DUBLIN – The pound is plummeting and it’s taking Ryanair down with it.
The popular low-cost airline said Tuesday that its full year profit will be 5% lower than previously expected, reports CNN Money. CEO Michael O’Leary, who campaigned for Britain to remain in the European Union, attributed the decline to the low value of the pound.
Although Ryanair books its profits in euros, more than a quarter of its revenues are made in pounds. Since the U.K. voted to leave the EU in June, the pound has lost roughly 15% against the euro and 19% against the U.S. dollar.
Ryanair was one of a handful of carriers that lobbied against Brexit, saying that leaving the EU would lead to higher fares. After the vote, the airline said it would “pivot its growth away from U.K. airports” and focus more on growing at its European airports over the next couple of years.
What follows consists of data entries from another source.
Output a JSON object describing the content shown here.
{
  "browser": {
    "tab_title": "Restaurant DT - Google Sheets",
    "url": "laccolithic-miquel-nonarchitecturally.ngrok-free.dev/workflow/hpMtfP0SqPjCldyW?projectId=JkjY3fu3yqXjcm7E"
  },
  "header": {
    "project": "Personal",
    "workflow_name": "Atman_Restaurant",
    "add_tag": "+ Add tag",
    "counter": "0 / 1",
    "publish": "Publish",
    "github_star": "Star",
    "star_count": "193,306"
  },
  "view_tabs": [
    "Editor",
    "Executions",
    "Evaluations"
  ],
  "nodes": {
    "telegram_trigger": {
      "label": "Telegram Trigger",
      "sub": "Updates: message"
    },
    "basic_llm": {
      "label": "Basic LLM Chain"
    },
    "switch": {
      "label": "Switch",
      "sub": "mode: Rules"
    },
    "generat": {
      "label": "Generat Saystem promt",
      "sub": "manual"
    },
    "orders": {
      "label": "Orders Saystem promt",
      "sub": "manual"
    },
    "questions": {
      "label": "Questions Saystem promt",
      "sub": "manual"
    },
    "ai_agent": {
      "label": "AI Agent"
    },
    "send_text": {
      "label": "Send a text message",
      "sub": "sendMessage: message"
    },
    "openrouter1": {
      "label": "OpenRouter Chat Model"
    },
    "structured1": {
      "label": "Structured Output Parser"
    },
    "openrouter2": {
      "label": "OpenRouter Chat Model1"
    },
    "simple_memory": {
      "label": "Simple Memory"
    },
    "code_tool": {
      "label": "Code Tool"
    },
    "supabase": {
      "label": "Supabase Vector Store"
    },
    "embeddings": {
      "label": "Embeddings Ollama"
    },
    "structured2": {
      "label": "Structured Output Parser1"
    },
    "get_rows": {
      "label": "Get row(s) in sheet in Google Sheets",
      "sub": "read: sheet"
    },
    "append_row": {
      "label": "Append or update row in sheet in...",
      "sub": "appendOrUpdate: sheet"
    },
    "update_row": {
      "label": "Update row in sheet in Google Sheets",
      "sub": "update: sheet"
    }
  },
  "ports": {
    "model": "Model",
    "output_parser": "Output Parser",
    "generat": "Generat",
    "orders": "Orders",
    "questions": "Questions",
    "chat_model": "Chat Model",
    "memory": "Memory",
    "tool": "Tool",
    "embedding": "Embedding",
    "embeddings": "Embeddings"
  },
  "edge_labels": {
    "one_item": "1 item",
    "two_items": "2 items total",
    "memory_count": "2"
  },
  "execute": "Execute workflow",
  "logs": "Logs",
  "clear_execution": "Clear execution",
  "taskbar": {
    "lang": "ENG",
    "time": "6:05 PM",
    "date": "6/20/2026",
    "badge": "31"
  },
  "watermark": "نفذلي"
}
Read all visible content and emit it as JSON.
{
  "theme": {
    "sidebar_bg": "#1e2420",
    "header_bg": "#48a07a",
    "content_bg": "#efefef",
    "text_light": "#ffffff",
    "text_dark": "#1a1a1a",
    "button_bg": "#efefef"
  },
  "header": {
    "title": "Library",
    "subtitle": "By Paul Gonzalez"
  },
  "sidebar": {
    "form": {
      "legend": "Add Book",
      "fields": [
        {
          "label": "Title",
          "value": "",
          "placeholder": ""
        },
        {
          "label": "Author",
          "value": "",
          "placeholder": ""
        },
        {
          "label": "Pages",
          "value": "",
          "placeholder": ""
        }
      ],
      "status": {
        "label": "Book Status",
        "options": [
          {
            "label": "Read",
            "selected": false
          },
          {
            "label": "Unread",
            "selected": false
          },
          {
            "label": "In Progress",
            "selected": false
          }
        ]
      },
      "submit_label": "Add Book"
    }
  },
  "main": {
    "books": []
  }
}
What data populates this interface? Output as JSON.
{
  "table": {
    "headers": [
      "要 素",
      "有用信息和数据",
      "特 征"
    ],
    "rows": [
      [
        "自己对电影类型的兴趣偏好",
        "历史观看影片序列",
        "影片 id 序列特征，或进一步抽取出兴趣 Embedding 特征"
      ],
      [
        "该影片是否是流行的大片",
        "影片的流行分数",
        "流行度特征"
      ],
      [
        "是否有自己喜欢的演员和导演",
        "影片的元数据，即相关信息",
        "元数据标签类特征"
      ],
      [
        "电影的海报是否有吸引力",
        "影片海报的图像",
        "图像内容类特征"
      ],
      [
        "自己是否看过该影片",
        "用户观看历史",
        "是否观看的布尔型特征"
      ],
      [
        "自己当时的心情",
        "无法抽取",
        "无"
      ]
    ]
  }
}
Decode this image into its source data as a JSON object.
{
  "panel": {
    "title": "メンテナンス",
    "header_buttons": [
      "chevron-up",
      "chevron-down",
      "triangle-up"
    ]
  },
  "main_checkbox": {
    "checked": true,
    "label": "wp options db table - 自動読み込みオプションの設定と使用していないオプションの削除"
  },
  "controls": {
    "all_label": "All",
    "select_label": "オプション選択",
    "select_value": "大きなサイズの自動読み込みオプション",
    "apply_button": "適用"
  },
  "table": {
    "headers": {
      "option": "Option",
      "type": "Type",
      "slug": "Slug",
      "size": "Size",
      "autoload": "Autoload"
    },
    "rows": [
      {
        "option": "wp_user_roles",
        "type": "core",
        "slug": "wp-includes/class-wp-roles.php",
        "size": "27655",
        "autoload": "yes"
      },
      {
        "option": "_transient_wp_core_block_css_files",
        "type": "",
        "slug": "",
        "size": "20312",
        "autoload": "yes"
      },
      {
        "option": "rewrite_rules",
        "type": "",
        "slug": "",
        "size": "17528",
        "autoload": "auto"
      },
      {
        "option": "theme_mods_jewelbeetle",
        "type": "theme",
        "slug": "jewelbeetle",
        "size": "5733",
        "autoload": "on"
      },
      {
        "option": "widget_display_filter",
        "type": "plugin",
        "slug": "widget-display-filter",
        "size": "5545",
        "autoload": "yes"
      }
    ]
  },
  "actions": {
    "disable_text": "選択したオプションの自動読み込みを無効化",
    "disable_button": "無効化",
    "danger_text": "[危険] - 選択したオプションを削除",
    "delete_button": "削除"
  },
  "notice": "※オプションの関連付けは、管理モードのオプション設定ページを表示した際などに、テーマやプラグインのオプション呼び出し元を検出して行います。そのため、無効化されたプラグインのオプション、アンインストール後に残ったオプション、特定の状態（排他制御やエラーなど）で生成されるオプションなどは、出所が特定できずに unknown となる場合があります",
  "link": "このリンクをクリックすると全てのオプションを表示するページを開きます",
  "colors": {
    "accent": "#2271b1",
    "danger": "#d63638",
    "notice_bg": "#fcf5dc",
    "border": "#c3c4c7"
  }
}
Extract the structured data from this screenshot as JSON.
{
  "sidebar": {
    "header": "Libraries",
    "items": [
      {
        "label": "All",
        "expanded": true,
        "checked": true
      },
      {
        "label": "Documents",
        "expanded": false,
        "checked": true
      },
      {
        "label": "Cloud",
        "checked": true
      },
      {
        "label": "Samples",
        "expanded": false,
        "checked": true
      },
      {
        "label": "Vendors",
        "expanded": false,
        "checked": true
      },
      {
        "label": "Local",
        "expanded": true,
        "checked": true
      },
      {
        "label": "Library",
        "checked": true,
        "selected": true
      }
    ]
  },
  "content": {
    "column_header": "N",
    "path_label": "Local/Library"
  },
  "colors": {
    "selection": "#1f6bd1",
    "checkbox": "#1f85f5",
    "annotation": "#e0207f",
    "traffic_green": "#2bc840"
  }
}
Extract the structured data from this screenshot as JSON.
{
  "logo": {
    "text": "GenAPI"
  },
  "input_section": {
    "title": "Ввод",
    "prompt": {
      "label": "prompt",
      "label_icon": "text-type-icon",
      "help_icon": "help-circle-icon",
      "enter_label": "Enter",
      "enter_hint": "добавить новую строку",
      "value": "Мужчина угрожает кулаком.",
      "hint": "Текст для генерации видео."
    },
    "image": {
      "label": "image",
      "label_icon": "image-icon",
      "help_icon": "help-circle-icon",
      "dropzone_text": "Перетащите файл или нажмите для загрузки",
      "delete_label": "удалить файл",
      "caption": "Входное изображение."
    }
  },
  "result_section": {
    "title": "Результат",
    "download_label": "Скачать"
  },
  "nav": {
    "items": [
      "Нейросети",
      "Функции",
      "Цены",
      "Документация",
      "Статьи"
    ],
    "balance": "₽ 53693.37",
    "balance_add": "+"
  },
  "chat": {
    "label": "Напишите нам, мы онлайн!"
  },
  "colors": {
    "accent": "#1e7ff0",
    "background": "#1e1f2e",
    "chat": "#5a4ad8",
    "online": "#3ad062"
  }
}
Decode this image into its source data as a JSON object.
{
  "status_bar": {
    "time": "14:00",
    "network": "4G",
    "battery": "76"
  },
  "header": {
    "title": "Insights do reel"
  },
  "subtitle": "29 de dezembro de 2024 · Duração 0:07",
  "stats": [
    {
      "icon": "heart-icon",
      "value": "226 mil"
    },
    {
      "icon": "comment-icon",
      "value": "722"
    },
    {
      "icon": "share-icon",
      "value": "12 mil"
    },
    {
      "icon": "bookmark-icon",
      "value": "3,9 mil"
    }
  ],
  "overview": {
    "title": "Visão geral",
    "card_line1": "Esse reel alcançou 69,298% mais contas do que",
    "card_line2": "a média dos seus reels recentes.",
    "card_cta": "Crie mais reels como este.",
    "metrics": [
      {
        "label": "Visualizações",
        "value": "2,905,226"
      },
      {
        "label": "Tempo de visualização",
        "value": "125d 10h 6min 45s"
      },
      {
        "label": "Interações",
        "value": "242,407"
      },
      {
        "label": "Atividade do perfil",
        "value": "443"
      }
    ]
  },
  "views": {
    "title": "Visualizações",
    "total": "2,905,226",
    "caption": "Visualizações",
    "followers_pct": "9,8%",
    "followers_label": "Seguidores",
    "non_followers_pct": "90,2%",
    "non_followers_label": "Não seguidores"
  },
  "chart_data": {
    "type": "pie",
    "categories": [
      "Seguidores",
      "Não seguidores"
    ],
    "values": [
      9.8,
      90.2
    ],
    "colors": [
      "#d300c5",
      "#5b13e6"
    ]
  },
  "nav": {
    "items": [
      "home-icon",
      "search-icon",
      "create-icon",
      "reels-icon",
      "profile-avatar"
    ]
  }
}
Low-cost competitor easyJet reports similar troubles. Earlier this month, the airline told investors that its annual profit will fall by more than 25% and that the weaker pound is increasing the cost of buying jet fuel.